Tom Holland Garners Empathy With A Strong, Emotional Leading Performance In Apple TV+’s ‘The Crowded Room’
Apple TV+’s latest thriller, The Crowded Room, is challenging to watch. It is not poorly made; instead, it is a series that deals with complex issues that can be difficult to manage. Tom Holland and Amanda Seyfried give impeccable performances that anchor a decently made show, but the content is hard to consume. Consider this a trigger warning, as the series may require some research if you are disturbed by particular forms of violence.
The Crowded Room follows a young Danny Sullivan (Holland) in 1979 as he is on trial for a shooting at Rockefeller Center. The series unfolds with Sullivan probed by a Rya (Seyfried) as she is tasked with solving an unusual crime. The limited series walks us through the events that led to this violent outcome and how Sullivan got to where he is. The Crowded Room walks a very fine line between an honest portrayal of its core themes and unnecessary, even tasteless, retellings—sometimes favouring one side over the other. However, the series is not too dissimilar to Holland’s first time taking on the monster that is trauma. He previously starred in the Apple Original film Cherry, which dealt with a veteran self-medicating to overcome PTSD. It was a troubling story that raised awareness of the opioid epidemic and the reality that comes with being a veteran. Holland simply starred in the film, but here, Holland takes on the role of executive producer, solidifying his niche for amplifying sensitive but relevant issues.
The Crowded Room attempts to take some responsibility for the subjects it broaches. It takes inspiration from Daniel Keyes’s The Minds of Billy Milligan, which tells the story of the real-life Billy Milligan, who was accused of a myriad of crimes, resulting in a groundbreaking revelation in the justice system. The series from showrunner, writer and executive producer Akiva Goldsman, opts to borrow the outcome of the case of Billy Milligan and craft a nearly fictitious story around it. This allows the show to avoid the risk of sympathizing with the inspiration of the show. However, the show argues that any and all violence is learned behaviour and that victims trapped in cycles of violence often end up inflicting violence upon others. It also asserts that victims of abuse, through no fault of their own, tend to stay in abusive situations because it’s all they know. My heart broke for the fictional Danny Sullivan, but I don’t know if I can say the same for his real-life counterpart after discovering what he did to his victims. The show has us asking, “how can anybody sympathize with a victim of violence and condemn their violent actions at the same time?” Perhaps that’s just the complexity of human emotion.

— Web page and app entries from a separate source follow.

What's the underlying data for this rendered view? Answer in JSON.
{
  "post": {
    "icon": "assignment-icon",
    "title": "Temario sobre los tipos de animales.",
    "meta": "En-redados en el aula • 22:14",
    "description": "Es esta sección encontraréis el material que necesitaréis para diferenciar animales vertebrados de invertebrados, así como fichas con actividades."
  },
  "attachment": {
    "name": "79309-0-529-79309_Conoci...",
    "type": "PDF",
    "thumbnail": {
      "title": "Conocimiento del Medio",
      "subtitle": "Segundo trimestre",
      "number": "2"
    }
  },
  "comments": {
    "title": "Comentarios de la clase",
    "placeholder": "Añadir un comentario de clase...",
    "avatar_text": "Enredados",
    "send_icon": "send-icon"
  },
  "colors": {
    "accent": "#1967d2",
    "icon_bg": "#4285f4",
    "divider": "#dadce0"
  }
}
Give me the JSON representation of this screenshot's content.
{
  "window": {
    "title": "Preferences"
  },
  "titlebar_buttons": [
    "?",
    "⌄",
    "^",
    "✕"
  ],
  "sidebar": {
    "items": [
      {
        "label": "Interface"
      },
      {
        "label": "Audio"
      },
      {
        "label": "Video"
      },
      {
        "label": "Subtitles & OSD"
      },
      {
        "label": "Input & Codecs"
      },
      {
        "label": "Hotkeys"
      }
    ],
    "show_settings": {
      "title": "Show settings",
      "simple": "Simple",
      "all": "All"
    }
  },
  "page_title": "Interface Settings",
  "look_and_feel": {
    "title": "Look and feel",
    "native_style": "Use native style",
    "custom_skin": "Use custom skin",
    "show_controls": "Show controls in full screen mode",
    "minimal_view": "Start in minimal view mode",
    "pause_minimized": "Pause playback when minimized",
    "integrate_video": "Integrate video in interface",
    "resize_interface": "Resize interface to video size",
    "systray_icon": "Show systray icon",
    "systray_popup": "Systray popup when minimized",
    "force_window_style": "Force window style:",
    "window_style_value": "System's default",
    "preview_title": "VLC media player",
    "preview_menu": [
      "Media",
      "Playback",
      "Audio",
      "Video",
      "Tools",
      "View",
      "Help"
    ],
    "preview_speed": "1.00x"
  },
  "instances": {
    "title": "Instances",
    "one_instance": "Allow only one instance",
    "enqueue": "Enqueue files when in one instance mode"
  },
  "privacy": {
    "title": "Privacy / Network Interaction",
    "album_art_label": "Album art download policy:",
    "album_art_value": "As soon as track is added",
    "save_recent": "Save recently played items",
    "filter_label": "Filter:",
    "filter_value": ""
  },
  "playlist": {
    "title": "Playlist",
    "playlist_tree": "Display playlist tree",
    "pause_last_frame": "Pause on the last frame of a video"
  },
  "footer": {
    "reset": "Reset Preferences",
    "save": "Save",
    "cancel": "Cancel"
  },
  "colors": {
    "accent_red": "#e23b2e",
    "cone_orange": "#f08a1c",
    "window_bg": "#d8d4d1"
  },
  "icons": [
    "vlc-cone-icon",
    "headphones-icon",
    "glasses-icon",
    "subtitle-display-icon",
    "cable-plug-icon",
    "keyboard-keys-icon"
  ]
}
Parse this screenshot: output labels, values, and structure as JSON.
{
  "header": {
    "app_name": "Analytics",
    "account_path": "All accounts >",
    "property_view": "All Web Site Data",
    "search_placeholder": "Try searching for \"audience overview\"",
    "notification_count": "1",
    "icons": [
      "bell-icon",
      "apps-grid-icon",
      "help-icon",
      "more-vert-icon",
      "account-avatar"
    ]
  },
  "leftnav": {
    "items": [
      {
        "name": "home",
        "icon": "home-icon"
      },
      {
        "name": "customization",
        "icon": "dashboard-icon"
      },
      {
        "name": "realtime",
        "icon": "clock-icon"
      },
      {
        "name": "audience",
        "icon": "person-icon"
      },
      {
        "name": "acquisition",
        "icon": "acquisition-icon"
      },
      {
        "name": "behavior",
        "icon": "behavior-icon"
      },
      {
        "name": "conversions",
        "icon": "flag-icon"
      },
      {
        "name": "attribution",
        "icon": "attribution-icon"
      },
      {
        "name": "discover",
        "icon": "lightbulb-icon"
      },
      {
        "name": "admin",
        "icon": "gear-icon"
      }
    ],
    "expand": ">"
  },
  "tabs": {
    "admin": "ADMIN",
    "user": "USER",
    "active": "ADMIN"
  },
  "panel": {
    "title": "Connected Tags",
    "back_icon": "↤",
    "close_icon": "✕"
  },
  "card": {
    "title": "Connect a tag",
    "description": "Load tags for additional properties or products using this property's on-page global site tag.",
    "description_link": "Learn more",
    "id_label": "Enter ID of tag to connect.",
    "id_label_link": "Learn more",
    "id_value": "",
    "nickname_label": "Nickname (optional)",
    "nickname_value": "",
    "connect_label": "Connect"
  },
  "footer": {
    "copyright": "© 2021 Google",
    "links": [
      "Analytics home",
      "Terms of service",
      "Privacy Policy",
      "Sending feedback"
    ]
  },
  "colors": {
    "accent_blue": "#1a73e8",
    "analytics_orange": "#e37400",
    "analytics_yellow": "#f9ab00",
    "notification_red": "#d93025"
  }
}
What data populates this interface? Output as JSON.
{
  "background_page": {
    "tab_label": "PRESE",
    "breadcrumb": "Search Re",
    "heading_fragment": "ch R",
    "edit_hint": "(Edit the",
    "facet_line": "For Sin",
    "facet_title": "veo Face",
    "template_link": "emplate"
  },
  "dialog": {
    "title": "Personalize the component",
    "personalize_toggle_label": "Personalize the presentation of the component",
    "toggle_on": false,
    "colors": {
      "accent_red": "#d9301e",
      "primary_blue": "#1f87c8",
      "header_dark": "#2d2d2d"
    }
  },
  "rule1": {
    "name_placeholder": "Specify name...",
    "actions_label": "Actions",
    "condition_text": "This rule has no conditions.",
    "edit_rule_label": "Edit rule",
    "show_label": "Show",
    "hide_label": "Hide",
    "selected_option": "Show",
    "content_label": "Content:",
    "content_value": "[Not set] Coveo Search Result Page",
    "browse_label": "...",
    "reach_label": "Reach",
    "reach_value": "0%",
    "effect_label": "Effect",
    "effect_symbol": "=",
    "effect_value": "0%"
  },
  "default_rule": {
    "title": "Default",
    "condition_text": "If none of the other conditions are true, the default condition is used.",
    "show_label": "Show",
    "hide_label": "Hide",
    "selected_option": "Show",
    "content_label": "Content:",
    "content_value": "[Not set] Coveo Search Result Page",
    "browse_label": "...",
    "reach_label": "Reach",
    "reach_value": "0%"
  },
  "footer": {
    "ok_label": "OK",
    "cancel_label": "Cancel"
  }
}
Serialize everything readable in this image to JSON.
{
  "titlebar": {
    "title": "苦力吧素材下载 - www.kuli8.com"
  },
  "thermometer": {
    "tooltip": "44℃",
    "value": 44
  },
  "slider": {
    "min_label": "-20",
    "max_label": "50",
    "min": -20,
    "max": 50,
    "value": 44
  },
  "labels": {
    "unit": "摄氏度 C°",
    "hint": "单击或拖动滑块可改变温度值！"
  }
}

Goldsman explains the decision to omit parts of Billy’s story by saying, “It was about really creating empathy — to create a character that you would really ally with.”
Empathy is easy to access for The Crowded Room when faced with such compelling performances. Danny Sullivan is arguably Holland’s most vulnerable role to date. It’s a total 180 from the web-slinging Spider-Man and grapplehook-yielding Nathan Drake. Where he was the confident hero in those roles, here, he is feeble and emotionally complex. His mannerisms and speech make Danny look and feel small: cowering at any sign of confrontation and keeping his gaze chronically low to play up the fragile boy caught up in the danger-filled big city. Holland’s commitment to his role is admirable, and he has spoken candidly about how seriously he took on this role.
Holland is relatively upfront with his mental health struggles. He has shared how social media and being a celebrity in the public eye gives him anxiety, and he has even used his Instagram to rally his fans to support stem4. This charity focuses on uplifting mentally ill youth. While playing such a character as Danny Sullivan can make the best of us feel a little off, you can only hope Holland follows his advice and invests in his overall well-being.
Holland works remarkably well opposite Seyfried, whose character is the personification of patience and perseverance in the face of adversity. Both give gut-wrenching performances that testify to the tragedy and triumph of the story.
There is triumph within the tragedy of this story. Addressing and healing from trauma is always a triumph that must be applauded. If you’re as sensitive as I am, you’ll cry tears of sorrow for Danny Sullivan in one episode and tears of joy with him in the other. The Crowded Room is a nuanced examination of the human condition thanks to Holland’s performance and writing. However, that does not negate the reality that some imagery could have been left out because the story’s seriousness is conveyed well in other ways.